Not exactly. Field Collection main purpose is to make a field that holds other fields so the data can be logically grouped. So, no, you can't really "convert" it to an entity reference field - they store different data. An entity reference points at another entity; so you'd need an entity to be a container for that data. You can either achieve this via Entity API, or use ECK. I suppose you could write a migration/batch script to port over the data, but I really don't see the point unless the entities were going to be viewed on their own page.
You shouldn't have any issue with the number of rows in the database, the issue will arise when it comes to operating with that data. If you have an entity that has 1500 field collection items, and you load them for display, yes, you will have very severe performance issues. Think of it like calling
entity_load 1500 times.
This usually rears its ugly head when you try to make some Views to display field collection items. Pro tip there - disable automatic preview in the Views config.
Here are some resources that may help:
This thread also has some good history on a group of people looking for performance improvements with Field Collections: https://www.drupal.org/node/1268620

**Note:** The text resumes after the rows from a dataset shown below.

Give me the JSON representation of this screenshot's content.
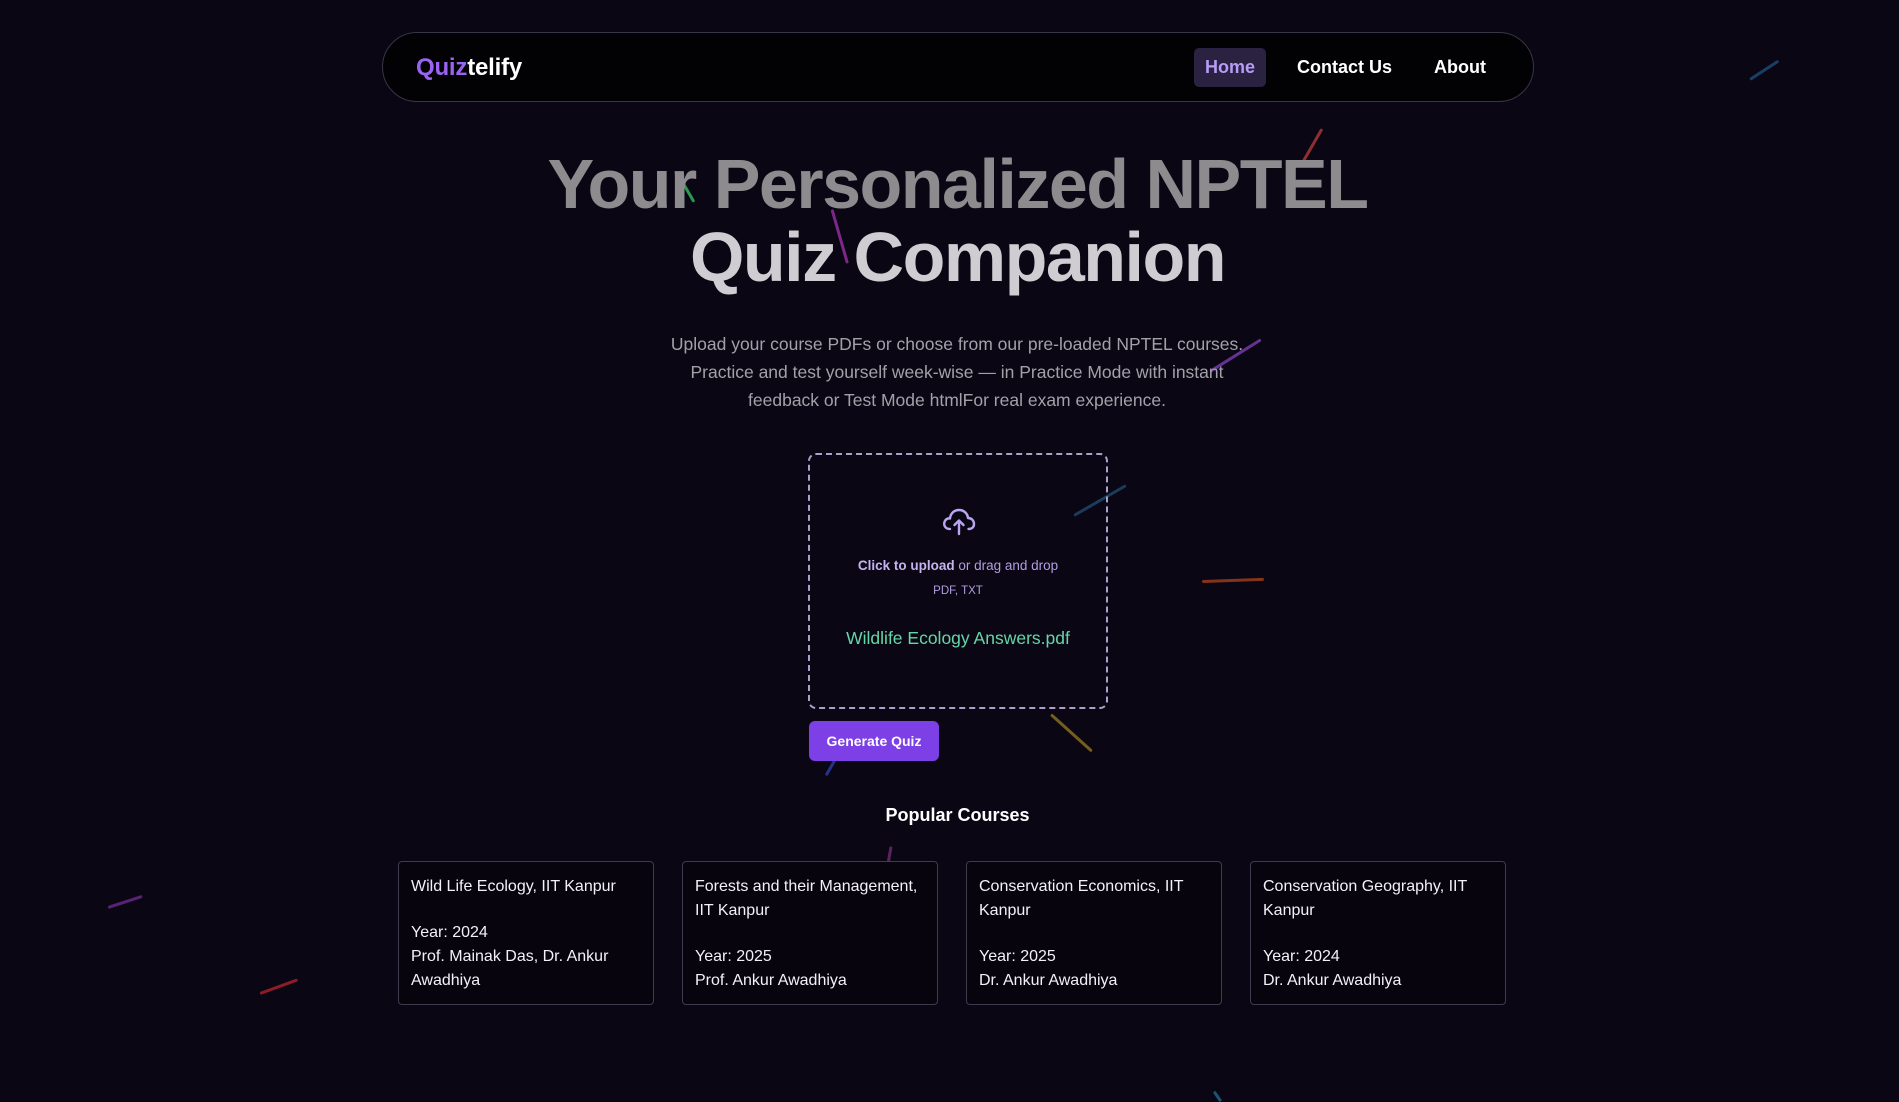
{
  "nav": {
    "brand_part1": "Quiz",
    "brand_part2": "telify",
    "links": [
      {
        "label": "Home",
        "active": true
      },
      {
        "label": "Contact Us",
        "active": false
      },
      {
        "label": "About",
        "active": false
      }
    ]
  },
  "hero": {
    "title_line1": "Your Personalized NPTEL",
    "title_line2": "Quiz Companion",
    "subtitle": "Upload your course PDFs or choose from our pre-loaded NPTEL courses. Practice and test yourself week-wise — in Practice Mode with instant feedback or Test Mode htmlFor real exam experience."
  },
  "upload": {
    "icon": "cloud-upload-icon",
    "click_text": "Click to upload",
    "drag_text": " or drag and drop",
    "file_types": "PDF, TXT",
    "file_name": "Wildlife Ecology Answers.pdf",
    "generate_label": "Generate Quiz"
  },
  "courses": {
    "title": "Popular Courses",
    "items": [
      {
        "name": "Wild Life Ecology, IIT Kanpur",
        "year": "Year: 2024",
        "professor": "Prof. Mainak Das, Dr. Ankur Awadhiya"
      },
      {
        "name": "Forests and their Management, IIT Kanpur",
        "year": "Year: 2025",
        "professor": "Prof. Ankur Awadhiya"
      },
      {
        "name": "Conservation Economics, IIT Kanpur",
        "year": "Year: 2025",
        "professor": "Dr. Ankur Awadhiya"
      },
      {
        "name": "Conservation Geography, IIT Kanpur",
        "year": "Year: 2024",
        "professor": "Dr. Ankur Awadhiya"
      }
    ]
  },
  "colors": {
    "background": "#0a0614",
    "accent": "#7d3fe6",
    "brand": "#9a63f2",
    "file_name": "#66d6a6"
  }
}
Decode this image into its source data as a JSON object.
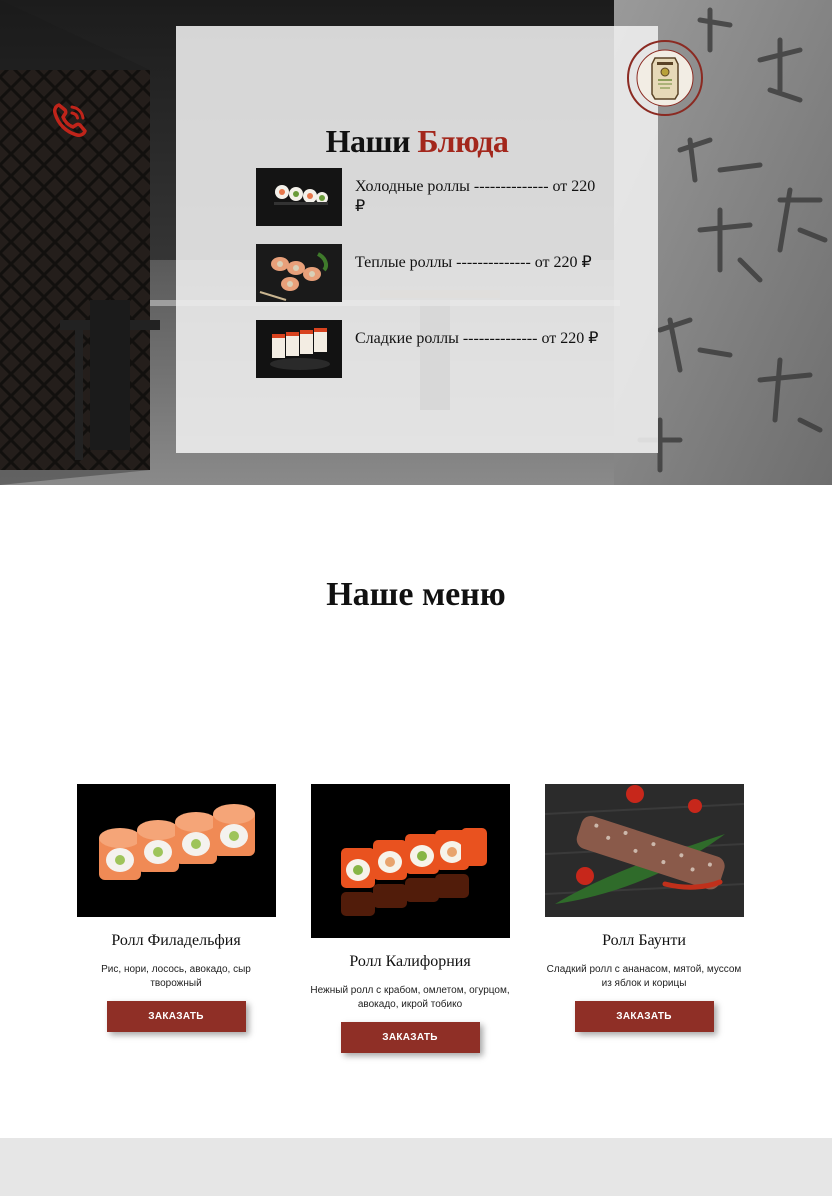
{
  "hero": {
    "phone_icon": "phone-icon",
    "logo_icon": "restaurant-logo-icon",
    "panel": {
      "title_main": "Наши",
      "title_accent": "Блюда",
      "accent_color": "#a3271c",
      "dishes": [
        {
          "text": "Холодные роллы -------------- от 220 ₽"
        },
        {
          "text": "Теплые роллы -------------- от 220 ₽"
        },
        {
          "text": "Сладкие роллы -------------- от 220 ₽"
        }
      ]
    }
  },
  "menu": {
    "title": "Наше меню",
    "button_color": "#8f2f26",
    "items": [
      {
        "name": "Ролл Филадельфия",
        "description": "Рис, нори, лосось, авокадо, сыр творожный",
        "button": "ЗАКАЗАТЬ"
      },
      {
        "name": "Ролл Калифорния",
        "description": "Нежный ролл с крабом, омлетом, огурцом, авокадо, икрой тобико",
        "button": "ЗАКАЗАТЬ"
      },
      {
        "name": "Ролл Баунти",
        "description": "Сладкий ролл с ананасом, мятой, муссом из яблок и корицы",
        "button": "ЗАКАЗАТЬ"
      }
    ]
  }
}
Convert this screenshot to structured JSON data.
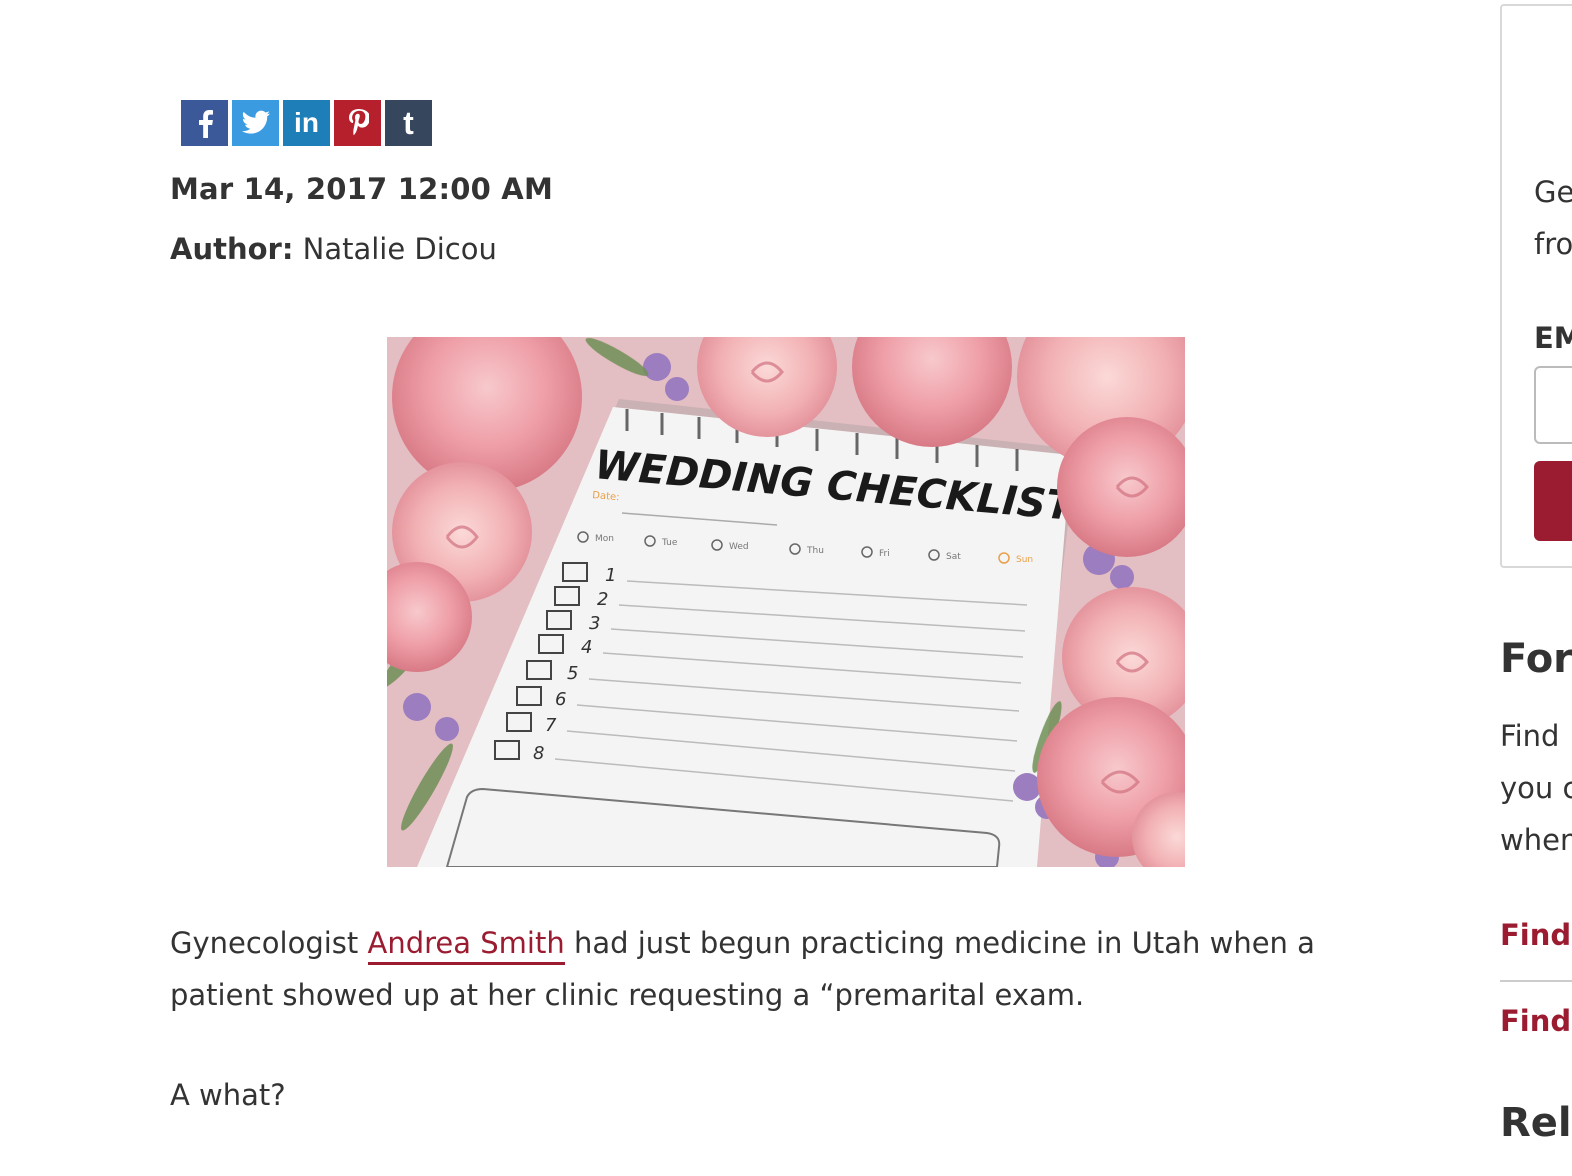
{
  "share": {
    "buttons": [
      {
        "network": "Facebook",
        "glyph": "f",
        "color": "#3b5998",
        "icon": "facebook-icon"
      },
      {
        "network": "Twitter",
        "glyph": "twitter-bird",
        "color": "#3a9be0",
        "icon": "twitter-icon"
      },
      {
        "network": "LinkedIn",
        "glyph": "in",
        "color": "#1e7fb8",
        "icon": "linkedin-icon"
      },
      {
        "network": "Pinterest",
        "glyph": "P",
        "color": "#b5202c",
        "icon": "pinterest-icon"
      },
      {
        "network": "Tumblr",
        "glyph": "t",
        "color": "#36465d",
        "icon": "tumblr-icon"
      }
    ]
  },
  "post": {
    "date": "Mar 14, 2017 12:00 AM",
    "author_label": "Author:",
    "author_name": "Natalie Dicou"
  },
  "hero": {
    "checklist_title": "WEDDING CHECKLIST",
    "date_label": "Date:",
    "days": [
      "Mon",
      "Tue",
      "Wed",
      "Thu",
      "Fri",
      "Sat",
      "Sun"
    ],
    "numbers": [
      "1",
      "2",
      "3",
      "4",
      "5",
      "6",
      "7",
      "8"
    ]
  },
  "article": {
    "p1_before": "Gynecologist ",
    "p1_link": "Andrea Smith",
    "p1_after": " had just begun practicing medicine in Utah when a patient showed up at her clinic requesting a “premarital exam.",
    "p2": "A what?"
  },
  "sidebar": {
    "newsletter_line1": "Ge",
    "newsletter_line2": "fro",
    "email_label": "EM",
    "heading1": "For",
    "text_line1": "Find",
    "text_line2": "you c",
    "text_line3": "when",
    "link1": "Find",
    "link2": "Find",
    "heading2": "Rel"
  },
  "colors": {
    "accent": "#9b1c31",
    "text": "#333333"
  }
}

Forgot to link to Entity Cache, which you can bolt on to Field Collection.
In the past, I had came up with two solutions to solve performance bottlenecks revolving around Field Collection.
In one case, I would prime the cache with a nightly cron run, render the field collection field into a variable and cache that variable. If the cache item exists, I pass that as the template variable. This bypasses loading and rendering the field and rendering the data (
entity_load) for every user requesting the page.
This works, until your cache item grows to over 1MB in which case it can still cause MySQL to slow down. You may also want to look into adding Memcache or Redis on top as the caching backend to alleviate that. Ultimately, MySQL will be your bottleneck - so you should try to offset that work and cache as much as possible in a caching backend.
In another case, I wound up storing the data in Solr. When the node was preprocessed, I would query Solr for that item. I was also storing the rendered result in Solr, so that my result already contained the rendered HTML. This was the fastest solution for end users, but came with a bit of work to keep it up to date. This is also beneficial if you also have to search through that data elsewhere, since you'd already (read: should) be working with Solr in that case.